Market - Current Adoption

Relevance for IoT and integration

A) Consumer IoT: convenience and fun

For consumer use, the value of intelligent virtual assistants for controlling IoT objects is obvious. A large portion of private IoT is home automation, and for ‘smart speakers’, performing tasks at home is a primary use case. Home IoT devices often support a very limited set of actions, like the ‘on’ and ‘off’ of a smart lightbulb. The convenience of a new UI for them must be equal or better than the classic flip of a switch. A spoken ‘Alexa, switch the light on’ is most likely more convenient, while searching on a smartphone for the right app certainly is not. In addition, IVAs constitute an integrated user interface for many devices.

According to Amazon, in January 2020 there are more than 100,000 Alexa-compatible smart home products from more than 9,500 brands. For these products, intelligent virtual assistant usage is ubiquitous. As the next front, major IVA vendors are strongly pushing toward in-car usage.

B) Industrial IoT: visualization and control of IoT devices

The relevance of IVAs for Industrial IoT (IIoT) is far less obvious. In those environments, typically a large number of IoT devices generate a stream of event data, which users need to be able to view, aggregate, filter, etc. The visualization with an interactive dashboard remains the best option to make large amounts of event data digestible.

When it comes to issuing commands, the priority of industrial applications is neither convenience nor a low learning curve, but correctness and precision. A crane operator will certainly still prefer to operate the crane with a sidestick. The imprecision and risk of misunderstanding that lies in the nature of natural language are even less acceptable with more that is at stake.

Further impediments of intelligent virtual assistant usage in professional environments include environmental noise and lack of continuous online connectivity. Nevertheless, there are professional use cases. One is if the hands and eyes are occupied. The mentioned crane operator may want to control the heating of the cabin by voice command. Companies like Spectra offer industrial voice control solutions and corresponding offerings. However, this is not related to IoT, and while it is a good additional option, it is not a disruptive technology.

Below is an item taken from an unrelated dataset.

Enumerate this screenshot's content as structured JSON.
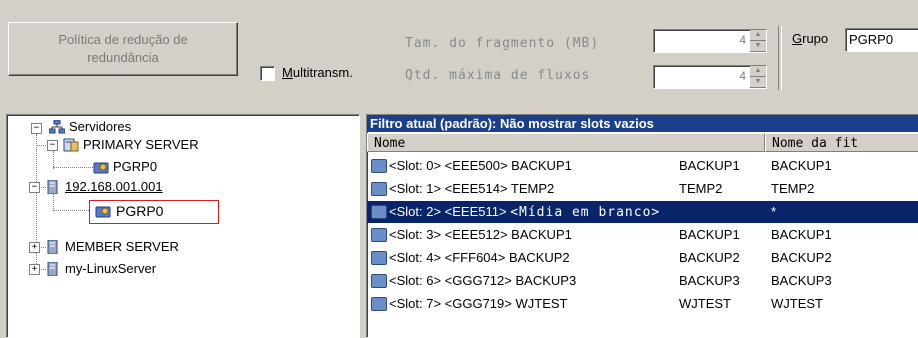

Already in 2016, the Boston Children’s Hospital experimented with an IVA steering an endoscopic camera. Interestingly, the driver was the hospital as an end user of the camera. Similar to other technologies, professional adoption of IVAs may be driven by consumer adoption. Software AG expects IVAs to drive Industrial IoT in that all devices are expected to be ‘things’ that are controllable over interfaces available on the network, which can be leveraged by IVAs.

IVA adoption is strongly growing in banking, telecommunication, healthcare, government, and all other sectors where customer service and interaction plays a major role. For example, after some inertia (caused by security and privacy topics), voice assistants for banking are strongly on the rise.

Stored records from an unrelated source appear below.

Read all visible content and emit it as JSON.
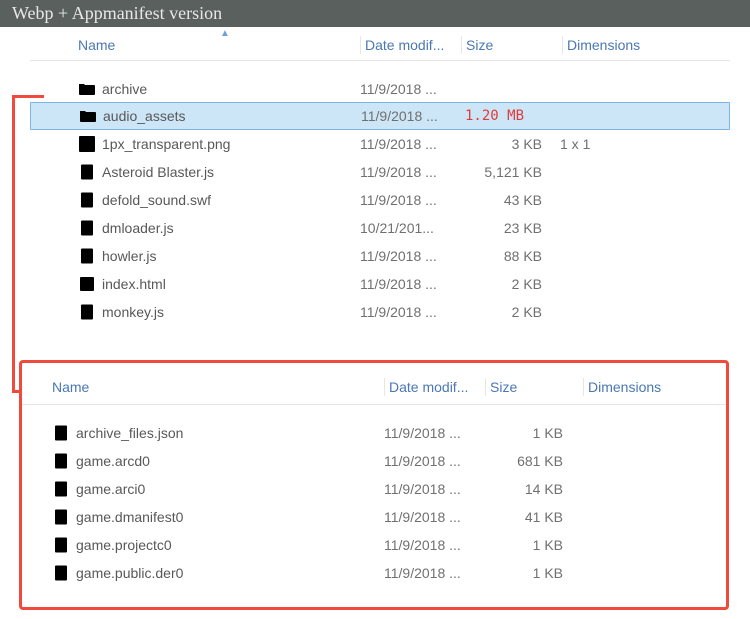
{
  "title": "Webp + Appmanifest version",
  "columns": {
    "name": "Name",
    "date": "Date modif...",
    "size": "Size",
    "dim": "Dimensions"
  },
  "columns2": {
    "name": "Name",
    "date": "Date modif...",
    "size": "Size",
    "dim": "Dimensions"
  },
  "top": [
    {
      "icon": "folder",
      "name": "archive",
      "date": "11/9/2018 ...",
      "size": "",
      "dim": "",
      "selected": false
    },
    {
      "icon": "folder",
      "name": "audio_assets",
      "date": "11/9/2018 ...",
      "size": "1.20 MB",
      "dim": "",
      "selected": true,
      "sizeHighlight": true
    },
    {
      "icon": "image",
      "name": "1px_transparent.png",
      "date": "11/9/2018 ...",
      "size": "3 KB",
      "dim": "1 x 1",
      "selected": false
    },
    {
      "icon": "script",
      "name": "Asteroid Blaster.js",
      "date": "11/9/2018 ...",
      "size": "5,121 KB",
      "dim": "",
      "selected": false
    },
    {
      "icon": "doc",
      "name": "defold_sound.swf",
      "date": "11/9/2018 ...",
      "size": "43 KB",
      "dim": "",
      "selected": false
    },
    {
      "icon": "script",
      "name": "dmloader.js",
      "date": "10/21/201...",
      "size": "23 KB",
      "dim": "",
      "selected": false
    },
    {
      "icon": "script",
      "name": "howler.js",
      "date": "11/9/2018 ...",
      "size": "88 KB",
      "dim": "",
      "selected": false
    },
    {
      "icon": "html",
      "name": "index.html",
      "date": "11/9/2018 ...",
      "size": "2 KB",
      "dim": "",
      "selected": false
    },
    {
      "icon": "script",
      "name": "monkey.js",
      "date": "11/9/2018 ...",
      "size": "2 KB",
      "dim": "",
      "selected": false
    }
  ],
  "bottom": [
    {
      "icon": "doc",
      "name": "archive_files.json",
      "date": "11/9/2018 ...",
      "size": "1 KB",
      "dim": ""
    },
    {
      "icon": "file",
      "name": "game.arcd0",
      "date": "11/9/2018 ...",
      "size": "681 KB",
      "dim": ""
    },
    {
      "icon": "file",
      "name": "game.arci0",
      "date": "11/9/2018 ...",
      "size": "14 KB",
      "dim": ""
    },
    {
      "icon": "file",
      "name": "game.dmanifest0",
      "date": "11/9/2018 ...",
      "size": "41 KB",
      "dim": ""
    },
    {
      "icon": "file",
      "name": "game.projectc0",
      "date": "11/9/2018 ...",
      "size": "1 KB",
      "dim": ""
    },
    {
      "icon": "file",
      "name": "game.public.der0",
      "date": "11/9/2018 ...",
      "size": "1 KB",
      "dim": ""
    }
  ]
}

Like in IIoT, IVA usage in an industry like banking is not an IoT use case per se. However, many advanced IoT use cases exist in banking, as a lot of event data is generated that can be analyzed with streaming analytics. Software AG expects a growing demand for connecting the IVA and advanced IoT technologies. For example, streaming analytics is set up to generate alerts if a customer’s stock portfolio develops a certain way. The alerts are not issued by a simple text message, but by the customer being called by an IVA. The IVA explains the situation and supports advanced questions like ‘how is my stock portfolio’s volatility this year compared to the NASDAQ?’

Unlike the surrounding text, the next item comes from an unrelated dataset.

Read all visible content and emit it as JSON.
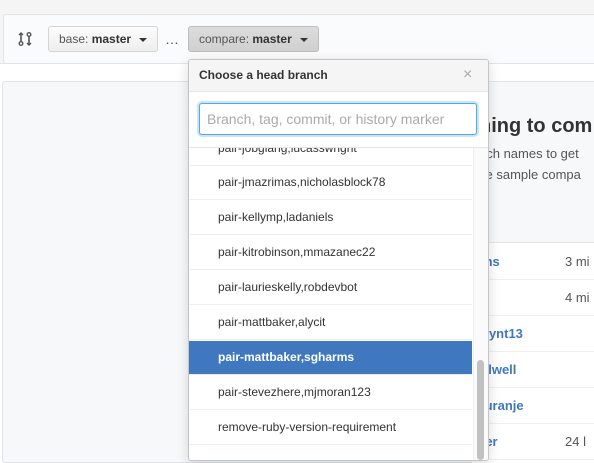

Market - Outlook

In summary, the strong adoption rate of intelligent virtual assistants in a variety of markets is well-documented and they are expected to go from success to success. This will include industrial and also IoT use cases. However, a clear advantage of voice communication over other means of communication has to be established upfront; just being a novelty is not a sufficient driver for adoption in professional environments.